Categories: Categorization, The closet, Verbal Hygiene
Last month I highlighted some good research done by Lal Zimman at the University of Colorado, where he found two conceptions of coming out among trans people that were very different from the way the term is used by lesbians and gay men. In the comments, my friend Caprice Bellefleur hit on the next point that I was going to make: that there’s a fourth way that coming out is used.
There is a further complication about the use of the term “coming out” among trans people. Many, especially those who identify as crossdressers, use it to mean the first time they appeared in public in their alternate gender. They may not have disclosed anything to anyone.
In keeping with Zimman’s use of the letter “d,” with declaring a gender transition and disclosing a transgender history, I’ll talk about non-transitioning trans people displaying non-normative gender expression.
Zimman explicitly excluded crossdressers from his definition of “transgender,” acknowledging its use as a euphemism for “transsexual,” but when I met him in February I was there to advocate rejecting that sense of the word, based in part on the fact that there’s so much overlap. Many of his “transgender people,” particularly on the feminine spectrum, identify for years as crossdressers, and in fact the “declaration” he described is a performative speech act that, in the eyes of many trans people, is enough to allow someone to pass from “umbrella trans” (or even “just a cross-dresser” or “just a lesbian”) into “really trans.”
(I honestly don’t know much about coming out for queens and butch lesbians. I do know that for some gay men, coming out allows some feminine self-expression, and similarly allows some masculine expression for lesbians, but I’ve heard that that is still stigmatized by many people, gay and straight.)

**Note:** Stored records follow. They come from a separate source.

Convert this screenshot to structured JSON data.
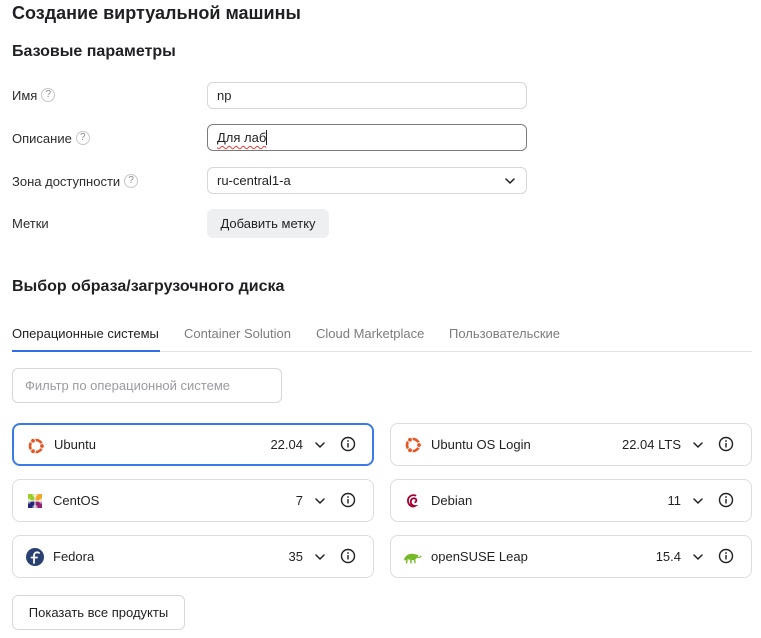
{
  "page_title": "Создание виртуальной машины",
  "base_section": {
    "title": "Базовые параметры",
    "name_label": "Имя",
    "name_value": "np",
    "description_label": "Описание",
    "description_value": "Для лаб",
    "zone_label": "Зона доступности",
    "zone_value": "ru-central1-a",
    "tags_label": "Метки",
    "add_tag_button": "Добавить метку",
    "help_glyph": "?"
  },
  "image_section": {
    "title": "Выбор образа/загрузочного диска",
    "tabs": [
      {
        "label": "Операционные системы",
        "active": true
      },
      {
        "label": "Container Solution",
        "active": false
      },
      {
        "label": "Cloud Marketplace",
        "active": false
      },
      {
        "label": "Пользовательские",
        "active": false
      }
    ],
    "filter_placeholder": "Фильтр по операционной системе",
    "os_cards": [
      {
        "name": "Ubuntu",
        "version": "22.04",
        "icon": "ubuntu-logo-icon",
        "selected": true
      },
      {
        "name": "Ubuntu OS Login",
        "version": "22.04 LTS",
        "icon": "ubuntu-logo-icon",
        "selected": false
      },
      {
        "name": "CentOS",
        "version": "7",
        "icon": "centos-logo-icon",
        "selected": false
      },
      {
        "name": "Debian",
        "version": "11",
        "icon": "debian-logo-icon",
        "selected": false
      },
      {
        "name": "Fedora",
        "version": "35",
        "icon": "fedora-logo-icon",
        "selected": false
      },
      {
        "name": "openSUSE Leap",
        "version": "15.4",
        "icon": "opensuse-logo-icon",
        "selected": false
      }
    ],
    "show_all_button": "Показать все продукты"
  },
  "colors": {
    "accent": "#3b7be8",
    "ubuntu_orange": "#e95420",
    "debian_red": "#a80030",
    "fedora_blue": "#294172",
    "opensuse_green": "#73ba25"
  }
}
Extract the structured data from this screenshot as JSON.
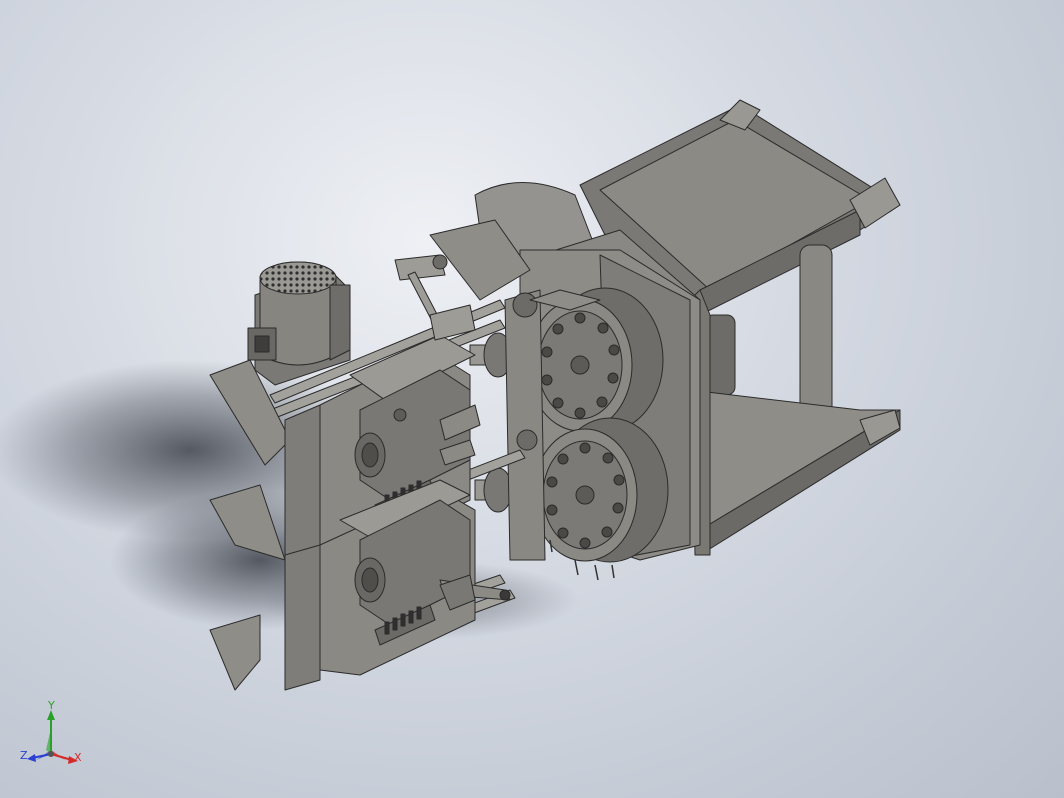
{
  "viewport": {
    "background_top": "#eef0f4",
    "background_bottom": "#b9c0cc",
    "model_color": "#8c8a85",
    "edge_color": "#2b2b2b"
  },
  "triad": {
    "x_label": "X",
    "y_label": "Y",
    "z_label": "Z",
    "x_color": "#d42a2a",
    "y_color": "#2aa02a",
    "z_color": "#2a3fd4"
  }
}
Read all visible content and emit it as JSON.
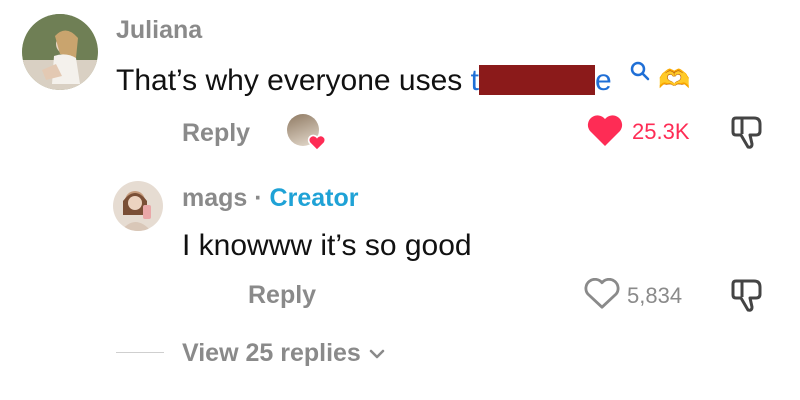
{
  "comments": [
    {
      "author": "Juliana",
      "text": "That’s why everyone uses ",
      "link_start": "t",
      "link_end": "e",
      "emoji": "🫶",
      "reply_label": "Reply",
      "likes": "25.3K",
      "liked": true
    },
    {
      "author": "mags",
      "separator": " · ",
      "badge": "Creator",
      "text": "I knowww it’s so good",
      "reply_label": "Reply",
      "likes": "5,834",
      "liked": false
    }
  ],
  "view_replies": "View 25 replies",
  "colors": {
    "liked": "#fe2c55",
    "muted": "#8a8a8a",
    "creator": "#1fa2d6",
    "link": "#1f6fd6",
    "redaction": "#8b1a1a"
  }
}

As I said before, I’m not really happy with these three uses of “coming out.” To put this in perspective, there are several advantages that the “gay” kind of being out confers on the individual and the community:
- The dishonesty and self-denial necessary to be closeted tend to be habit-forming and have a corrosive effect on character
- The same habits of dishonesty and self-denial have a corrosive effect on the tenor of group interactions.
- Large numbers of gay men, lesbians and bisexuals being out contribute to safety in numbers.
- It’s easy to dehumanize people when you can pretend they’re not there, but it’s a lot harder when you know someone.
- It’s easy to hate people when they feel ashamed of themselves, but it’s harder when they have self-respect.
The two forms of “coming out” that Zimman describes (declaring and disclosing) fulfill all these characteristics, but they are only available to people who choose to transition and genderqueer or genderfluid people. Someone who has the exact same thoughts, beliefs and feelings but decides not to transition or change their primary gender expression has only the display form of coming out available to them. When people display they are visible in public as trans people, but in clothing and accessories that they normally don’t wear, and with makeup that changes their appearance. They may not be recognized by people who know them in their primary identity. Most importantly, they don’t use the same name. How is anyone supposed to know that the Tiffany Sparkle that they met at the dance club last Friday is the same person as Bob from Accounting?
This means that displaying has only one of the four advantages of coming out, the “safety in numbers” advantage, and that only when people are actively cross-dressing. There may be some feeling of liberation in this, but it is fleeting, and at all other times they still have to hide and to deny their true feelings. And while they hide, others are unaware that people they know are “one of those” and know that all these people are so ashamed of themselves they don’t want their true names known.
I seem to be the exception here. I decided not to transition in 1995, and I decided to come out in 1996. I came out “gay style,” by putting up a website and telling my co-workers. I didn’t start wearing dresses to work; I just told people. And when a trans-related topic came up, I came out again as necessary.
I’ve reaped three of the four benefits of coming out. I’ve felt hugely better being able to talk about this important part of my life, and knowing that all these people know and are still treating me with respect. I’ve used it to build bridges in my community and break down walls of hatred and mistrust. But I don’t get the benefit of strength in numbers.
I don’t know any other non-transitioning trans people who’ve come out the way I did, and that’s a shame. Because there are a lot of closeted trans people out there who don’t seem to know that it’s possible to come out this way. The only way they see out of the closet is to disclose a gender transition. That’s not right.